- **What to do**:
How many lines of the entries hold the string "structured"? Reply with the number alone.

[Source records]
== == ==

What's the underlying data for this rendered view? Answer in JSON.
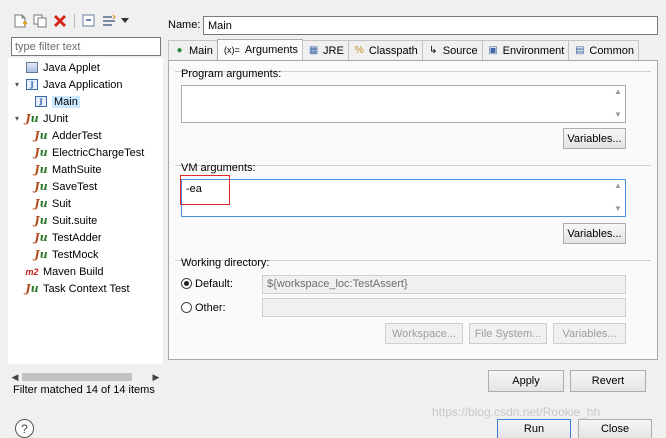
{
  "left": {
    "toolbar": [
      "new-config-icon",
      "duplicate-icon",
      "delete-icon",
      "collapse-all-icon",
      "filter-icon"
    ],
    "filter_placeholder": "type filter text",
    "tree": [
      {
        "label": "Java Applet",
        "icon": "applet",
        "level": 0,
        "expand": ""
      },
      {
        "label": "Java Application",
        "icon": "japp",
        "level": 0,
        "expand": "▾"
      },
      {
        "label": "Main",
        "icon": "japp",
        "level": 1,
        "expand": "",
        "selected": true
      },
      {
        "label": "JUnit",
        "icon": "junit",
        "level": 0,
        "expand": "▾"
      },
      {
        "label": "AdderTest",
        "icon": "junit",
        "level": 1,
        "expand": ""
      },
      {
        "label": "ElectricChargeTest",
        "icon": "junit",
        "level": 1,
        "expand": ""
      },
      {
        "label": "MathSuite",
        "icon": "junit",
        "level": 1,
        "expand": ""
      },
      {
        "label": "SaveTest",
        "icon": "junit",
        "level": 1,
        "expand": ""
      },
      {
        "label": "Suit",
        "icon": "junit",
        "level": 1,
        "expand": ""
      },
      {
        "label": "Suit.suite",
        "icon": "junit",
        "level": 1,
        "expand": ""
      },
      {
        "label": "TestAdder",
        "icon": "junit",
        "level": 1,
        "expand": ""
      },
      {
        "label": "TestMock",
        "icon": "junit",
        "level": 1,
        "expand": ""
      },
      {
        "label": "Maven Build",
        "icon": "m2",
        "level": 0,
        "expand": ""
      },
      {
        "label": "Task Context Test",
        "icon": "junit",
        "level": 0,
        "expand": ""
      }
    ],
    "status": "Filter matched 14 of 14 items"
  },
  "right": {
    "name_label": "Name:",
    "name_value": "Main",
    "tabs": [
      {
        "label": "Main",
        "icon": "main-tab-icon",
        "glyph": "●"
      },
      {
        "label": "Arguments",
        "icon": "arguments-tab-icon",
        "glyph": "(x)=",
        "active": true
      },
      {
        "label": "JRE",
        "icon": "jre-tab-icon",
        "glyph": "▦"
      },
      {
        "label": "Classpath",
        "icon": "classpath-tab-icon",
        "glyph": "%"
      },
      {
        "label": "Source",
        "icon": "source-tab-icon",
        "glyph": "↳"
      },
      {
        "label": "Environment",
        "icon": "environment-tab-icon",
        "glyph": "▣"
      },
      {
        "label": "Common",
        "icon": "common-tab-icon",
        "glyph": "▤"
      }
    ],
    "program_args": {
      "title": "Program arguments:",
      "value": "",
      "variables": "Variables..."
    },
    "vm_args": {
      "title": "VM arguments:",
      "value": "-ea",
      "variables": "Variables..."
    },
    "working_dir": {
      "title": "Working directory:",
      "default_label": "Default:",
      "default_value": "${workspace_loc:TestAssert}",
      "other_label": "Other:",
      "other_value": "",
      "workspace_btn": "Workspace...",
      "filesystem_btn": "File System...",
      "variables_btn": "Variables..."
    },
    "apply": "Apply",
    "revert": "Revert"
  },
  "bottom": {
    "run": "Run",
    "close": "Close"
  },
  "watermark": "https://blog.csdn.net/Rookie_hh",
  "colors": {
    "highlight": "#e0262a",
    "selection": "#cce8ff"
  }
}
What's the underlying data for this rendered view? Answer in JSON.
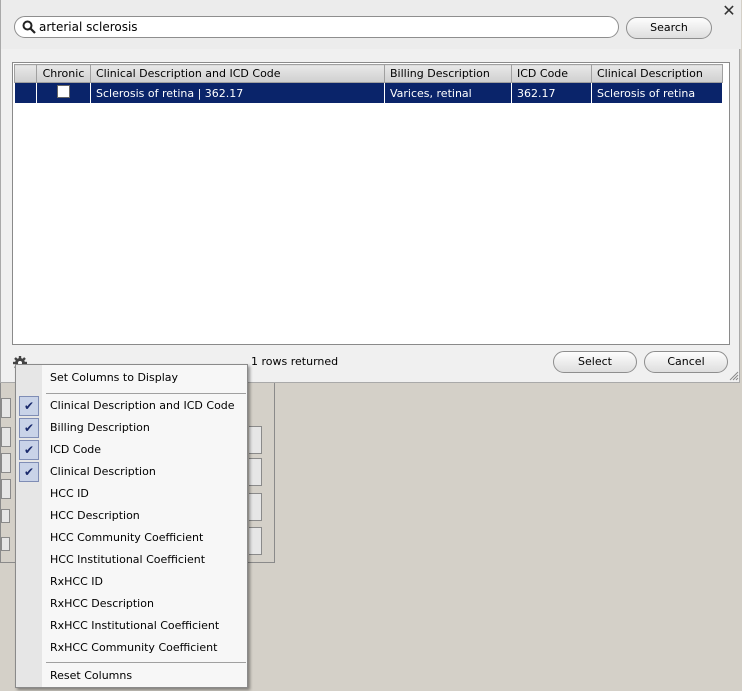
{
  "search": {
    "value": "arterial sclerosis",
    "button_label": "Search"
  },
  "grid": {
    "columns": [
      "",
      "Chronic",
      "Clinical Description and ICD Code",
      "Billing Description",
      "ICD Code",
      "Clinical Description"
    ],
    "rows": [
      {
        "chronic": false,
        "clinical_icd": "Sclerosis of retina  |  362.17",
        "billing": "Varices, retinal",
        "icd": "362.17",
        "clinical": "Sclerosis of retina"
      }
    ]
  },
  "footer": {
    "rows_returned": "1 rows returned",
    "select_label": "Select",
    "cancel_label": "Cancel"
  },
  "menu": {
    "title": "Set Columns to Display",
    "items": [
      {
        "label": "Clinical Description and ICD Code",
        "checked": true
      },
      {
        "label": "Billing Description",
        "checked": true
      },
      {
        "label": "ICD Code",
        "checked": true
      },
      {
        "label": "Clinical Description",
        "checked": true
      },
      {
        "label": "HCC ID",
        "checked": false
      },
      {
        "label": "HCC Description",
        "checked": false
      },
      {
        "label": "HCC Community Coefficient",
        "checked": false
      },
      {
        "label": "HCC Institutional Coefficient",
        "checked": false
      },
      {
        "label": "RxHCC ID",
        "checked": false
      },
      {
        "label": "RxHCC Description",
        "checked": false
      },
      {
        "label": "RxHCC Institutional Coefficient",
        "checked": false
      },
      {
        "label": "RxHCC Community Coefficient",
        "checked": false
      }
    ],
    "reset_label": "Reset Columns"
  },
  "colors": {
    "selected_row": "#0a246a",
    "check_bg": "#c9d3e8"
  }
}
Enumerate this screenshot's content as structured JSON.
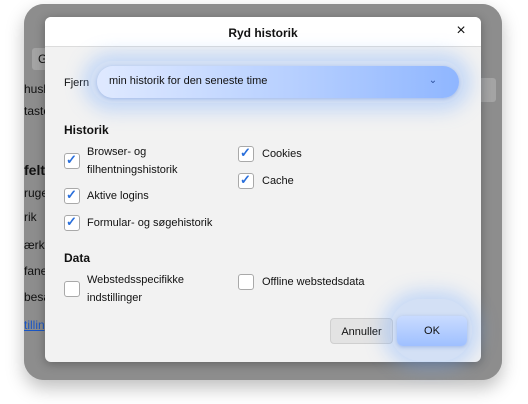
{
  "background": {
    "fragments": [
      "G",
      "husk",
      "taste",
      "felt",
      "ruge",
      "rik",
      "ærk",
      "fane",
      "besa",
      "tilling"
    ]
  },
  "dialog": {
    "title": "Ryd historik",
    "close_glyph": "×",
    "remove_label": "Fjern",
    "remove_value": "min historik for den seneste time",
    "chevron_glyph": "⌄",
    "history_heading": "Historik",
    "history_items": [
      {
        "label": "Browser- og filhentningshistorik",
        "checked": true
      },
      {
        "label": "Aktive logins",
        "checked": true
      },
      {
        "label": "Formular- og søgehistorik",
        "checked": true
      },
      {
        "label": "Cookies",
        "checked": true
      },
      {
        "label": "Cache",
        "checked": true
      }
    ],
    "data_heading": "Data",
    "data_items": [
      {
        "label": "Webstedsspecifikke indstillinger",
        "checked": false
      },
      {
        "label": "Offline webstedsdata",
        "checked": false
      }
    ],
    "cancel_label": "Annuller",
    "ok_label": "OK",
    "check_glyph": "✓",
    "colors": {
      "accent": "#2a6fdb",
      "dialog_bg": "#f2f2f2",
      "overlay": "#8d8d8d",
      "glow": "#8fb6ff"
    }
  }
}
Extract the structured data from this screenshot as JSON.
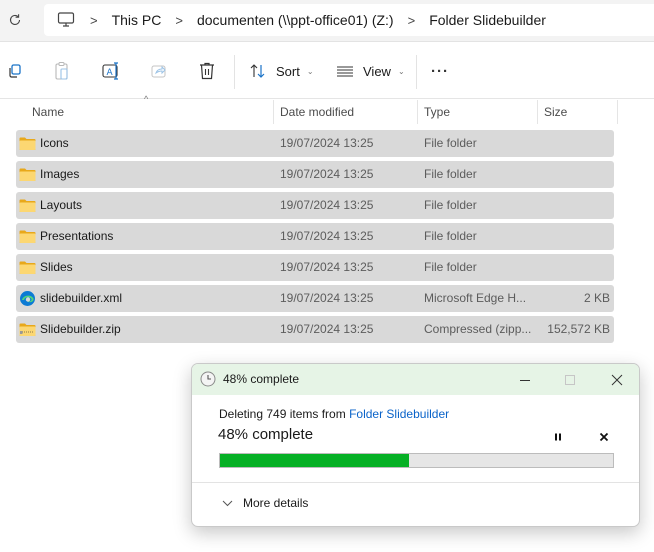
{
  "address_bar": {
    "refresh_icon": "refresh-icon",
    "computer_icon": "monitor-icon",
    "breadcrumbs": [
      "This PC",
      "documenten (\\\\ppt-office01) (Z:)",
      "Folder Slidebuilder"
    ],
    "separator": ">"
  },
  "toolbar": {
    "copy_icon": "copy-icon",
    "paste_icon": "paste-icon",
    "rename_icon": "rename-icon",
    "share_icon": "share-icon",
    "delete_icon": "trash-icon",
    "sort_label": "Sort",
    "view_label": "View",
    "more_label": "···"
  },
  "columns": {
    "name": "Name",
    "date_modified": "Date modified",
    "type": "Type",
    "size": "Size",
    "sort_indicator": "^"
  },
  "files": [
    {
      "name": "Icons",
      "date": "19/07/2024 13:25",
      "type": "File folder",
      "size": "",
      "icon": "folder-icon"
    },
    {
      "name": "Images",
      "date": "19/07/2024 13:25",
      "type": "File folder",
      "size": "",
      "icon": "folder-icon"
    },
    {
      "name": "Layouts",
      "date": "19/07/2024 13:25",
      "type": "File folder",
      "size": "",
      "icon": "folder-icon"
    },
    {
      "name": "Presentations",
      "date": "19/07/2024 13:25",
      "type": "File folder",
      "size": "",
      "icon": "folder-icon"
    },
    {
      "name": "Slides",
      "date": "19/07/2024 13:25",
      "type": "File folder",
      "size": "",
      "icon": "folder-icon"
    },
    {
      "name": "slidebuilder.xml",
      "date": "19/07/2024 13:25",
      "type": "Microsoft Edge H...",
      "size": "2 KB",
      "icon": "edge-icon"
    },
    {
      "name": "Slidebuilder.zip",
      "date": "19/07/2024 13:25",
      "type": "Compressed (zipp...",
      "size": "152,572 KB",
      "icon": "zip-folder-icon"
    }
  ],
  "progress_dialog": {
    "title": "48% complete",
    "description_prefix": "Deleting 749 items from ",
    "description_link": "Folder Slidebuilder",
    "percent_text": "48% complete",
    "progress": 0.48,
    "more_details_label": "More details",
    "accent_color": "#06b025",
    "title_bar_color": "#e6f4e6",
    "link_color": "#0a63c9"
  }
}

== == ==

- **Response**:
2